ABOUT THIS EXERCISE> Below are the records; copy each line in which "JSON" can be found.

** Opening DATA FOR PROCESSING block **

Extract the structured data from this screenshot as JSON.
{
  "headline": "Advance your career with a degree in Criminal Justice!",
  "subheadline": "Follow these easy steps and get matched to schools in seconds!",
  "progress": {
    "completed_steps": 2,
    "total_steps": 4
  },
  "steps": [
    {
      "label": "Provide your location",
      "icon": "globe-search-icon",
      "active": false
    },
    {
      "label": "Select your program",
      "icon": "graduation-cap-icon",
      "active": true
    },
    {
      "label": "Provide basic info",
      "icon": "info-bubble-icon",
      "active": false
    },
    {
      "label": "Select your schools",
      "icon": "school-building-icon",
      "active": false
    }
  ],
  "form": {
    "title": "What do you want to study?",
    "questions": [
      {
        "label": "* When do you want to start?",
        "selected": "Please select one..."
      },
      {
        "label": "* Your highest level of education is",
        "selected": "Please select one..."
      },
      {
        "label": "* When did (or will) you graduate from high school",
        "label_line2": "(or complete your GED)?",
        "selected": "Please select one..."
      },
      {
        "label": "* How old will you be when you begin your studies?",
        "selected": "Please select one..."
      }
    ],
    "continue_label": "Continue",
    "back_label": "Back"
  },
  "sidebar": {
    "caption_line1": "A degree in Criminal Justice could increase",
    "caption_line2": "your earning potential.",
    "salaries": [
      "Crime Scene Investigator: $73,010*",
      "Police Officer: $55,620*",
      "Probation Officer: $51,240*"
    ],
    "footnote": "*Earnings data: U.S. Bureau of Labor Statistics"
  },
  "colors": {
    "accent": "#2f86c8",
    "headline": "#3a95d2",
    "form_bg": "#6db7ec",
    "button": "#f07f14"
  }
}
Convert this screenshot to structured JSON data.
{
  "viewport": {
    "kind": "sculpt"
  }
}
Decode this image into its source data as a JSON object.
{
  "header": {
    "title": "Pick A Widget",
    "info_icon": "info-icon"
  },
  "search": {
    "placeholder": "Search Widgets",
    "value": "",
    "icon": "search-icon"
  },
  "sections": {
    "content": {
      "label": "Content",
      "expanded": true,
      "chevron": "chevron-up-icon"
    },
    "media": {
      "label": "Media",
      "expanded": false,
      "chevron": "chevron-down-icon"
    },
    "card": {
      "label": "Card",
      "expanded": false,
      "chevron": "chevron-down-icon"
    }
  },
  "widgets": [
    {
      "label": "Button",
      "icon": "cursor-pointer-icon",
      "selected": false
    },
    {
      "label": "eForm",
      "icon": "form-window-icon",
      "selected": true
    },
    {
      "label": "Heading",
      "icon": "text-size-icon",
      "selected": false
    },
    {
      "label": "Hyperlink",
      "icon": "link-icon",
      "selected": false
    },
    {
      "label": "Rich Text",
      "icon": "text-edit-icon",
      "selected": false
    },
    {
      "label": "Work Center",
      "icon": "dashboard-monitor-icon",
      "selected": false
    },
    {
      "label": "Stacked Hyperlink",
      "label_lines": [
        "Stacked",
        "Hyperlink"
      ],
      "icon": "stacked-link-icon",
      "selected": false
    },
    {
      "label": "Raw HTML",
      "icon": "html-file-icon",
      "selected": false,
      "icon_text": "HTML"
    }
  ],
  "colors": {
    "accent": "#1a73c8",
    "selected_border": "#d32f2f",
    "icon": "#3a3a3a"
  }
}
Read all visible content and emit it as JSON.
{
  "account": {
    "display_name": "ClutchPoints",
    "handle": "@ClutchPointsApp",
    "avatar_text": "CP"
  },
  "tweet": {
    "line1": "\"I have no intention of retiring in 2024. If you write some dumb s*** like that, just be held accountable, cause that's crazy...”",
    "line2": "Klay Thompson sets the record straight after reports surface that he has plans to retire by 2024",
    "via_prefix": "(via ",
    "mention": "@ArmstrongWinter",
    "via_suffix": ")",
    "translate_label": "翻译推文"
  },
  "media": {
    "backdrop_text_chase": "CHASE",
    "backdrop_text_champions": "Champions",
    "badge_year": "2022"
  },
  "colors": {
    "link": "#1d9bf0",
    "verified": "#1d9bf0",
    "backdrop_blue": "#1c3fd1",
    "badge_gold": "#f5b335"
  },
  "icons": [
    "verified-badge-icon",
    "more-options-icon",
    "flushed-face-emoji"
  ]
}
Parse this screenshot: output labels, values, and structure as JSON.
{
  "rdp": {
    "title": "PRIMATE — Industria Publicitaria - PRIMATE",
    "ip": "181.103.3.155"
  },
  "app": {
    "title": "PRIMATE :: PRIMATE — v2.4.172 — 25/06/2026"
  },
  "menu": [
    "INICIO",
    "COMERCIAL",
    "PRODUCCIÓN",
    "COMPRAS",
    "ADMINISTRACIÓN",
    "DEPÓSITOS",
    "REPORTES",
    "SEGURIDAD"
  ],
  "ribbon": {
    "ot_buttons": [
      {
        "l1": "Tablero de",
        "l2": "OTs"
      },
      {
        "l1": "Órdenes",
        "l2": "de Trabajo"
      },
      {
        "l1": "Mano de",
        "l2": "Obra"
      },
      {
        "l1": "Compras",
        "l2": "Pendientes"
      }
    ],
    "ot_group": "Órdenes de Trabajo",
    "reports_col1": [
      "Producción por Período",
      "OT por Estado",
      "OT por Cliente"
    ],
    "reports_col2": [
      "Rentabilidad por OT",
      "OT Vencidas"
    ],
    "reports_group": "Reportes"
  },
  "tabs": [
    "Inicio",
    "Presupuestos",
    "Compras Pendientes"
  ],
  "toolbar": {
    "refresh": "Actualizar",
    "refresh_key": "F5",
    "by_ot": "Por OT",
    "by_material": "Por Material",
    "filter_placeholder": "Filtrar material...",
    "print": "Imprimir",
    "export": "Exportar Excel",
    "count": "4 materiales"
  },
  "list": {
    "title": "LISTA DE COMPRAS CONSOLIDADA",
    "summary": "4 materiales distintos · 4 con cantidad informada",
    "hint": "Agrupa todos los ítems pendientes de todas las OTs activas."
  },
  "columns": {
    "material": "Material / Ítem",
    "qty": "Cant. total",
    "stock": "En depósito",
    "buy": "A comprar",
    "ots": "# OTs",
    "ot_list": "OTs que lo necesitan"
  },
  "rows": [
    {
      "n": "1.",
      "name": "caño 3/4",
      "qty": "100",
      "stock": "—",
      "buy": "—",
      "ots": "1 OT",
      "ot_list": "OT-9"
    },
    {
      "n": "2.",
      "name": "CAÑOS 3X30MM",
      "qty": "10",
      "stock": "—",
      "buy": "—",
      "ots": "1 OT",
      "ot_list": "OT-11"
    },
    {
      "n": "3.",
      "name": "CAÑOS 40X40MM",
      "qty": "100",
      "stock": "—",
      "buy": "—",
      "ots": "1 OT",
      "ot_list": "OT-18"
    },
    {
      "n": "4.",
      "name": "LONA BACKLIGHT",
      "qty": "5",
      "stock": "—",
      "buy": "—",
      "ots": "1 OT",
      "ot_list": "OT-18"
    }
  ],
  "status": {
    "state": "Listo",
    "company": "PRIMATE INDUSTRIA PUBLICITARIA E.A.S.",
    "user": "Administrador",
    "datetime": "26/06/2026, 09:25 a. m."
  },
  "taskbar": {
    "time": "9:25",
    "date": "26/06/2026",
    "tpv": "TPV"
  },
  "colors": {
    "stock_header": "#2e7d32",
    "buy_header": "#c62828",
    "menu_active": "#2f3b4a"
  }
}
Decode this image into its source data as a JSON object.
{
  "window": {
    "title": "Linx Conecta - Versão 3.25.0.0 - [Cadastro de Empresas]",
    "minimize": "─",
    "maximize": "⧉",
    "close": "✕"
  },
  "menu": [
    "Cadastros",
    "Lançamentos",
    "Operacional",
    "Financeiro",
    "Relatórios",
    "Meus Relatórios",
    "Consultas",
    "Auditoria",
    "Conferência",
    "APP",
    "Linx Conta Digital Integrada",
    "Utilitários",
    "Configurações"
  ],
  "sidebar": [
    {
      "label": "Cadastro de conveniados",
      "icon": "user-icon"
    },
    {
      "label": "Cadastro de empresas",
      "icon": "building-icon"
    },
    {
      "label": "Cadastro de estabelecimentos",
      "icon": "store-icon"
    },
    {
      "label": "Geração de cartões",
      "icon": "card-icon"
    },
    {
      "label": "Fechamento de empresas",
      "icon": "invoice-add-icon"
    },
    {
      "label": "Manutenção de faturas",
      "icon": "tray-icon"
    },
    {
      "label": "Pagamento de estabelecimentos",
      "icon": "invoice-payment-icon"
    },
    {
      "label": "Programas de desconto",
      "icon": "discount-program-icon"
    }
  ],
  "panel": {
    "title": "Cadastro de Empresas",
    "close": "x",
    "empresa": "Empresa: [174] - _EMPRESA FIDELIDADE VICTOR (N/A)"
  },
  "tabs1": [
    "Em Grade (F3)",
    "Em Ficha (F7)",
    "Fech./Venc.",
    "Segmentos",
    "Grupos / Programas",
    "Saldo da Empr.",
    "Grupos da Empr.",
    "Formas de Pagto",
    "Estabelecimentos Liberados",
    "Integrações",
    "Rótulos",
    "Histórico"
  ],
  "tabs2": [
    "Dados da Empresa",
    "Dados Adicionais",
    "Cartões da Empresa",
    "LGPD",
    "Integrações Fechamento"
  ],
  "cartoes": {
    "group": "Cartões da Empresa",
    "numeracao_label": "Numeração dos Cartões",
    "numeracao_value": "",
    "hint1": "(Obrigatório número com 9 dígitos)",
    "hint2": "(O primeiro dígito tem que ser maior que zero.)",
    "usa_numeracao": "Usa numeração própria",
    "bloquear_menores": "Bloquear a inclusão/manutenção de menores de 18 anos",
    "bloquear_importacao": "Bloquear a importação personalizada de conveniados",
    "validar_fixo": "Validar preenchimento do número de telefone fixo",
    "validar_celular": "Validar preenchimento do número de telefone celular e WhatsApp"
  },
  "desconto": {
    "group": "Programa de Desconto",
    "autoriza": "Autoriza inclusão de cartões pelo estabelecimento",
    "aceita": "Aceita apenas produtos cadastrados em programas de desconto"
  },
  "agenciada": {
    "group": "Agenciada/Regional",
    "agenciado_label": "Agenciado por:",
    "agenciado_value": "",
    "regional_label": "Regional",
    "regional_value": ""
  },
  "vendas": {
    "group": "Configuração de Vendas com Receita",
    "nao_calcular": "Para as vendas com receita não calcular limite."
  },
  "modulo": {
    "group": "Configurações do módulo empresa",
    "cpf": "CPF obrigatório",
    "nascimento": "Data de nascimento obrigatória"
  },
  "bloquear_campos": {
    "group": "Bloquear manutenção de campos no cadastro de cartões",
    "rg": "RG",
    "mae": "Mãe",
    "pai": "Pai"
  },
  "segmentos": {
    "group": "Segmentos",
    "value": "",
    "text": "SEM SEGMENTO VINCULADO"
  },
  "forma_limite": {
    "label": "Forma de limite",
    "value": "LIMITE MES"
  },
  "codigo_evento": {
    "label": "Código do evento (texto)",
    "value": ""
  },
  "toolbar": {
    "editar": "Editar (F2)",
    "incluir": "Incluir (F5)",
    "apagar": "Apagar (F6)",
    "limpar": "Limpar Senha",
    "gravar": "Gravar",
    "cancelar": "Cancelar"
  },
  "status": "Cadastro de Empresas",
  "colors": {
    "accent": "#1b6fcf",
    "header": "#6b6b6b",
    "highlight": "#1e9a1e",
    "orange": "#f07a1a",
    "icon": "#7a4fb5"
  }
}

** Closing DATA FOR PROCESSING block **

EXERCISE RESPONSE>
Extract the structured data from this screenshot as JSON.
Convert this screenshot to structured JSON data.
Decode this image into its source data as a JSON object.
Read all visible content and emit it as JSON.
Parse this screenshot: output labels, values, and structure as JSON.
Decode this image into its source data as a JSON object.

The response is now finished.